Four hours later, they returned having been told the windows were blacked out, to find another man had just received a haircut.
Five days later, police went to the shop’s mobile van in Ramsthorn Close, Haydon Wick, where a male was sitting in a barber's chair, wearing a barber gown, who became very aggressive when challenged.
PCSO Jamie Moore reported that when the man ran his hands over his head cut hair fell from it. But he was told there was no proof a hair cut had taken place.
The other male in the van, who PCSO Moore believed was the business owner, wanted to know who reported him. He claimed the man was his cousin and he was helping him to move home.
“Throughout this incident, neither male showed any respect for authority and were more bothered about finding out who reported them than they were about listening to any advice I tried to pass, or about any offences they were committing,” said the PCSO.
Matters came to a head on November 11, when council enforcement officer Peter Jones, PC Joseph Tedder and SPC George Mason visited Guy’s to issue Awazi with a penalty notice.
The main floor of the shop was deserted, but upstairs a makeshift salon had been set up in a back room.
“I could see that a barber’s chair was set up with a mirror in front of it propped up against the wall and various hair cutting equipment and [stationery] positioned around the chair and plugged into the wall sockets,” Mr Jones described in his witness statement.
“The setup was clearly temporary and was in complete contrast to the professional setup in the main shop area on the ground floor.”
Mr Jones saw man sitting on a sofa wearing a Thames Water top who claimed that he was a friend of Awazi and had just come to pick something up.
“When I questioned as to what it was he had come to pick up, the male refused to tell me any further information stating that it was a private matter between him and Awazi.”
But Mr Jones was not convinced, and asked him whether he was there for a haircut – to which he outright refused.
Meanwhile, Awazi “refused to provide details and intensely contested the matter with us verbally”.
His brother, who identified himself as Junior later arrived and also started to become argumentative about the evidence, Mr Jones stated.
After an hour of trying to explain and Awazi refusing to give details, PC Tedder arrested the 36-year-old for obstructing an officer under the Coronavirus restrictions. He later decided to give his details and was de-arrested.
But he was not forthcoming with payment, despite multiple phone calls requesting extensions and payment plans after the deadline, and Swindon Borough Council took him to court.
He pleaded not guilty to the charge when he appeared in court last August, and was unrepresented at the trial on Monday.

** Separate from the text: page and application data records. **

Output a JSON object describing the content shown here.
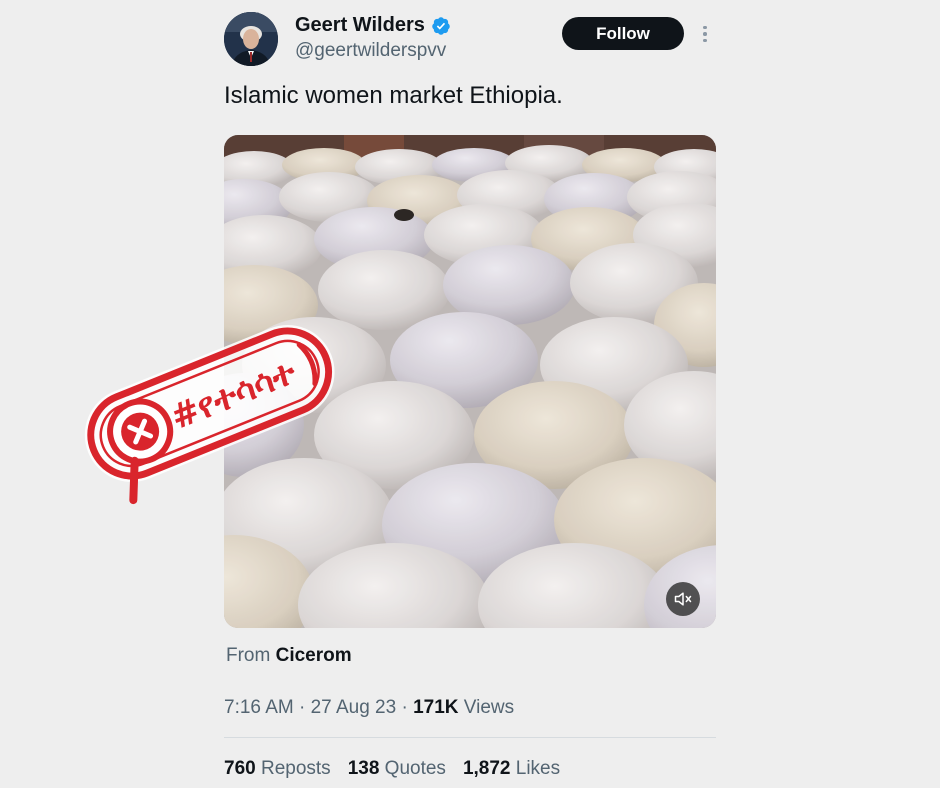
{
  "author": {
    "name": "Geert Wilders",
    "handle": "@geertwilderspvv",
    "verified": true
  },
  "actions": {
    "follow_label": "Follow",
    "more_icon": "more-vertical-icon"
  },
  "tweet": {
    "text": "Islamic women market Ethiopia."
  },
  "media": {
    "type": "video",
    "mute_icon": "volume-muted-icon"
  },
  "source": {
    "prefix": "From",
    "name": "Cicerom"
  },
  "meta": {
    "time": "7:16 AM",
    "date": "27 Aug 23",
    "views_count": "171K",
    "views_label": "Views"
  },
  "stats": {
    "reposts_count": "760",
    "reposts_label": "Reposts",
    "quotes_count": "138",
    "quotes_label": "Quotes",
    "likes_count": "1,872",
    "likes_label": "Likes"
  },
  "stamp": {
    "text": "#የተሳሳተ",
    "color": "#d9252c"
  },
  "colors": {
    "verified_blue": "#1d9bf0",
    "follow_bg": "#0f1419",
    "secondary_text": "#536471"
  }
}
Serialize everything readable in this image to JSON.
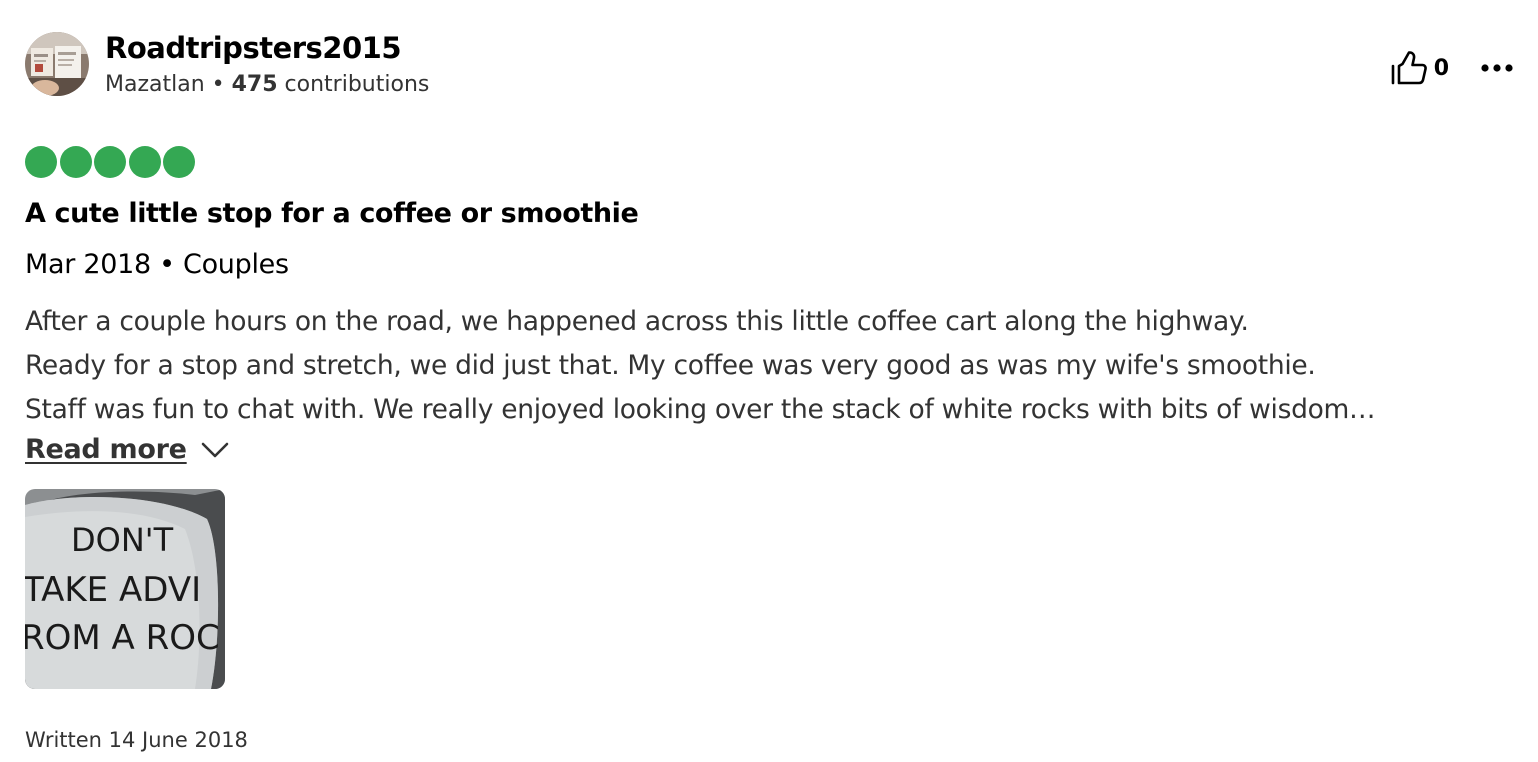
{
  "review": {
    "author": {
      "username": "Roadtripsters2015",
      "location": "Mazatlan",
      "separator": " • ",
      "contributions_count": "475",
      "contributions_label": " contributions",
      "avatar_icon": "user-avatar-photo"
    },
    "actions": {
      "like_count": "0",
      "like_icon": "thumbs-up-icon",
      "more_icon": "more-options-icon"
    },
    "rating": {
      "value": 5,
      "max": 5,
      "color": "#34a853"
    },
    "title": "A cute little stop for a coffee or smoothie",
    "trip_info": "Mar 2018 • Couples",
    "body_lines": [
      "After a couple hours on the road, we happened across this little coffee cart along the highway.",
      "Ready for a stop and stretch, we did just that. My coffee was very good as was my wife's smoothie.",
      "Staff was fun to chat with. We really enjoyed looking over the stack of white rocks with bits of wisdom…"
    ],
    "read_more_label": "Read more",
    "photo": {
      "lines": [
        "DON'T",
        "TAKE ADVI",
        "ROM A ROC"
      ]
    },
    "written_date": "Written 14 June 2018"
  }
}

Magistrates found him guilty, fining him £3,000.
They also ordered him to pay costs of £2,750, and a victim surcharge of £190, totalling £5,940. He will have until March 14 to make contact with the fines office, or he could be brought back to court.